Raw data:
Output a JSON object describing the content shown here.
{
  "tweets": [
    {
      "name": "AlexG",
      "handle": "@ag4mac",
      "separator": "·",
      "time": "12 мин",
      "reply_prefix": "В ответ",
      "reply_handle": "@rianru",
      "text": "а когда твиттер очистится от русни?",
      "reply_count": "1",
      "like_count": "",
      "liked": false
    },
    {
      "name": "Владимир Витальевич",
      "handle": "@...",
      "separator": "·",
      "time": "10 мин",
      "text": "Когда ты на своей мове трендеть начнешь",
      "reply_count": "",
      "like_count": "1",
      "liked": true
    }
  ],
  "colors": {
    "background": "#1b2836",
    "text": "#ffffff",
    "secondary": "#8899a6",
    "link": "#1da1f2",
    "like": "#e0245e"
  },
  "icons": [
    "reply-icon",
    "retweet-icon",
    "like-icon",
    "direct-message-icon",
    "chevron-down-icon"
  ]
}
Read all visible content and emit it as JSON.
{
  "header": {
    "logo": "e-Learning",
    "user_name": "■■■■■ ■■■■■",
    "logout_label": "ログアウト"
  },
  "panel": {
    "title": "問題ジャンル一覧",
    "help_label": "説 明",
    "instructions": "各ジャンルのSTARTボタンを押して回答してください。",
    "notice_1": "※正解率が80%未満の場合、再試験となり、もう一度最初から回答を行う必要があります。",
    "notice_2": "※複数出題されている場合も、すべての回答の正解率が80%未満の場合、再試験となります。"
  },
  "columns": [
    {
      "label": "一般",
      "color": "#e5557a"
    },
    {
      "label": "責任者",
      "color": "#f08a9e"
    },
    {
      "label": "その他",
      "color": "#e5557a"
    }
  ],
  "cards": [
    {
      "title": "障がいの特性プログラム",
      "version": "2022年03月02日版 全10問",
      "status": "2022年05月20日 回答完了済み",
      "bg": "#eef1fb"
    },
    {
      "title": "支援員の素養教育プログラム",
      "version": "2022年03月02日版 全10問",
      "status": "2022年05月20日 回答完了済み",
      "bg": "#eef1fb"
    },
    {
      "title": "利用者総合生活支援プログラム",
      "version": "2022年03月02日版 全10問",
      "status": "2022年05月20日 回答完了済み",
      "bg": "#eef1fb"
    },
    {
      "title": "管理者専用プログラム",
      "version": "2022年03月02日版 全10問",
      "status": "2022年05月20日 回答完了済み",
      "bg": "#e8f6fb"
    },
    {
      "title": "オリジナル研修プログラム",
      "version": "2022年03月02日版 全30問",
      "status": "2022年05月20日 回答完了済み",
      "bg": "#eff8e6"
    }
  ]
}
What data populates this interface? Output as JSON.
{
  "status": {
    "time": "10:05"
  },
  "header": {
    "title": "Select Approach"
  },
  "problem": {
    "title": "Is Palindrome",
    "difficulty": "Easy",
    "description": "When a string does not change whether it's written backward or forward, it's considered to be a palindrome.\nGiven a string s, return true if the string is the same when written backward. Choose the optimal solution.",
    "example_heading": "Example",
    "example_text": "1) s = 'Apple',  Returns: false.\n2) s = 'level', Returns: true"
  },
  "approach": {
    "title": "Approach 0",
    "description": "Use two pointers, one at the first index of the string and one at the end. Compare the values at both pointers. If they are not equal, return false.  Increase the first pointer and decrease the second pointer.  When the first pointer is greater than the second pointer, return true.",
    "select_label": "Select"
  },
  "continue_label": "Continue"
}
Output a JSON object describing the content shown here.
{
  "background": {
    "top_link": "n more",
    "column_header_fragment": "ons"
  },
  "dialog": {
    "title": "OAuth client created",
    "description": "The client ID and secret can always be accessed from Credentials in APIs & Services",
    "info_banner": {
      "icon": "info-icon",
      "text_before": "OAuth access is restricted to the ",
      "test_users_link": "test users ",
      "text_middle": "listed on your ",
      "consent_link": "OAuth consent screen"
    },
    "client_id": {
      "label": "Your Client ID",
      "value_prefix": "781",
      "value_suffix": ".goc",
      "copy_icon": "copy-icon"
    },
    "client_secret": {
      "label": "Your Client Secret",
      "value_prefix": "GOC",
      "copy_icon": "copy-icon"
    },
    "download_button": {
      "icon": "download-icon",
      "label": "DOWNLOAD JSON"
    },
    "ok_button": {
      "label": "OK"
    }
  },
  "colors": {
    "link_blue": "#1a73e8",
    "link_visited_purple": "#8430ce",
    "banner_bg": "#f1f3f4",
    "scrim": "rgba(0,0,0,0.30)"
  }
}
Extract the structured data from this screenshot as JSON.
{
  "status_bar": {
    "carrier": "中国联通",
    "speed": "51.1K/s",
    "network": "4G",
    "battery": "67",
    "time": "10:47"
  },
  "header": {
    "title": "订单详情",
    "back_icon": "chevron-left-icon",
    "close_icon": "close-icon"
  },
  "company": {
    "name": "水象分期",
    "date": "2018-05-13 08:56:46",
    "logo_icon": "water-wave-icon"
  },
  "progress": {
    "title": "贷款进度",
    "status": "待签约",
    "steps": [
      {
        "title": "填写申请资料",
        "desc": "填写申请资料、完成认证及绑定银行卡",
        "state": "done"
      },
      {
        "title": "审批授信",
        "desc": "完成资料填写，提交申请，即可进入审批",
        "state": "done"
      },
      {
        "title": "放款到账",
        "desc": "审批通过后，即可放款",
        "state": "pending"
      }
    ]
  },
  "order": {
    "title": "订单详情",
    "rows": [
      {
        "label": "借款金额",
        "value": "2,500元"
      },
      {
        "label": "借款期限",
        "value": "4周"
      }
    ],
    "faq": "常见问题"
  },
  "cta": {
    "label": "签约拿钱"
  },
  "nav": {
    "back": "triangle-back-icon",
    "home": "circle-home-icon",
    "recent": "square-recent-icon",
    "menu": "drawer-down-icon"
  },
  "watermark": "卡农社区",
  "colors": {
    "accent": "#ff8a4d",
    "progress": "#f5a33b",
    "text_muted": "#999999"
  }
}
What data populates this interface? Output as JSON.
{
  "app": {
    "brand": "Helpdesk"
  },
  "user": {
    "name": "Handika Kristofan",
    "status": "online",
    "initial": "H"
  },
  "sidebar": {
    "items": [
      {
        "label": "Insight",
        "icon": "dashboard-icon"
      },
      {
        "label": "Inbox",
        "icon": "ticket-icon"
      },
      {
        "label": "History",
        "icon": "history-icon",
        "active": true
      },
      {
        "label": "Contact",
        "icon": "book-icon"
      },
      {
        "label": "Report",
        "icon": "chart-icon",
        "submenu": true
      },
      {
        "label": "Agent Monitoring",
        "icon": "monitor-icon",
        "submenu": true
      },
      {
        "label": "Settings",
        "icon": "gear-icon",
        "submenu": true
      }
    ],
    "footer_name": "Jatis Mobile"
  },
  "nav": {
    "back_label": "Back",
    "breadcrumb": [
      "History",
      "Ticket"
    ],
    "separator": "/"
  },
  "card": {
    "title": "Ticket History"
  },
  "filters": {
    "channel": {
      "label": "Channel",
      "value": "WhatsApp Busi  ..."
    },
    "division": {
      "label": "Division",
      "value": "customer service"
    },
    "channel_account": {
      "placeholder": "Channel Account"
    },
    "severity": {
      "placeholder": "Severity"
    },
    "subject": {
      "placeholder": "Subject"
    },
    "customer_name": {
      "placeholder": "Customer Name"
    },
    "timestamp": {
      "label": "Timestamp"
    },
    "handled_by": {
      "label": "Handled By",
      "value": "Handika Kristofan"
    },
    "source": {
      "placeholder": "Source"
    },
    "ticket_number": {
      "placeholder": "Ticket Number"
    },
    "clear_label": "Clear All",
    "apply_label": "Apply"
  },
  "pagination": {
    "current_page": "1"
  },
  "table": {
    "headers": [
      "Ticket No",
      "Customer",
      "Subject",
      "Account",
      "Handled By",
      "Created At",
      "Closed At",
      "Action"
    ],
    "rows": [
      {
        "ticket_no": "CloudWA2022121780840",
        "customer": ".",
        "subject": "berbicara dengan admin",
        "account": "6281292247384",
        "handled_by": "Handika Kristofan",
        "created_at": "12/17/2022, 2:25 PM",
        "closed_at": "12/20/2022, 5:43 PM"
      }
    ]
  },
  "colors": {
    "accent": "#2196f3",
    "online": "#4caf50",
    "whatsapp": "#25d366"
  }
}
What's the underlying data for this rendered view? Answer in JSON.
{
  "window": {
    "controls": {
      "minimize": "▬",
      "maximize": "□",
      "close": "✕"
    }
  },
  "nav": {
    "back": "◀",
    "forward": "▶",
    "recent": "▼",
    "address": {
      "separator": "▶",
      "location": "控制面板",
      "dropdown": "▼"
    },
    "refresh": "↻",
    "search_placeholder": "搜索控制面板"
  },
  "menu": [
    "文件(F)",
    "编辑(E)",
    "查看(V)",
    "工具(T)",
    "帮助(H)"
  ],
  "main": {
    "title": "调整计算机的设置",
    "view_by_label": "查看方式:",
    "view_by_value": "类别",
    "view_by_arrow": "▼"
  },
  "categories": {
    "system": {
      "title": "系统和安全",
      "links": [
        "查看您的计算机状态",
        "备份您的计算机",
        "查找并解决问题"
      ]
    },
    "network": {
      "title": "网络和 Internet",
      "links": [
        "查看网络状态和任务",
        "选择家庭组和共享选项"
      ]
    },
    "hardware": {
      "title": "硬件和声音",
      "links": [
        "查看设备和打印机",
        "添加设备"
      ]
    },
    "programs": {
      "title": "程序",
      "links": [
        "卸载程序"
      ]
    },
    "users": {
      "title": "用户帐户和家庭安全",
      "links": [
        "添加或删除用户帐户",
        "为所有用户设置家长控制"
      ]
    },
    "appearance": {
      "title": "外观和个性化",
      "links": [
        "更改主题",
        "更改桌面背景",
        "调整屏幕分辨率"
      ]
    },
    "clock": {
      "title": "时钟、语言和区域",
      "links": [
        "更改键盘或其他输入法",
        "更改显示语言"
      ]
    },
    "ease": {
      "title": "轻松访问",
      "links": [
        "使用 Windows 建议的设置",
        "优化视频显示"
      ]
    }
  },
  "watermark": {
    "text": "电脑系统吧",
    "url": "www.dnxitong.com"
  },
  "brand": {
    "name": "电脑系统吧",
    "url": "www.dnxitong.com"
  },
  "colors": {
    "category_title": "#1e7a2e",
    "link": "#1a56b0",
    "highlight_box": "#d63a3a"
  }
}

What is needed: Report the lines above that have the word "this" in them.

Answer space:
What data populates this interface? Output as JSON.
Extract the structured data from this screenshot as JSON.
What data populates this interface? Output as JSON.
What's the underlying data for this rendered view? Answer in JSON.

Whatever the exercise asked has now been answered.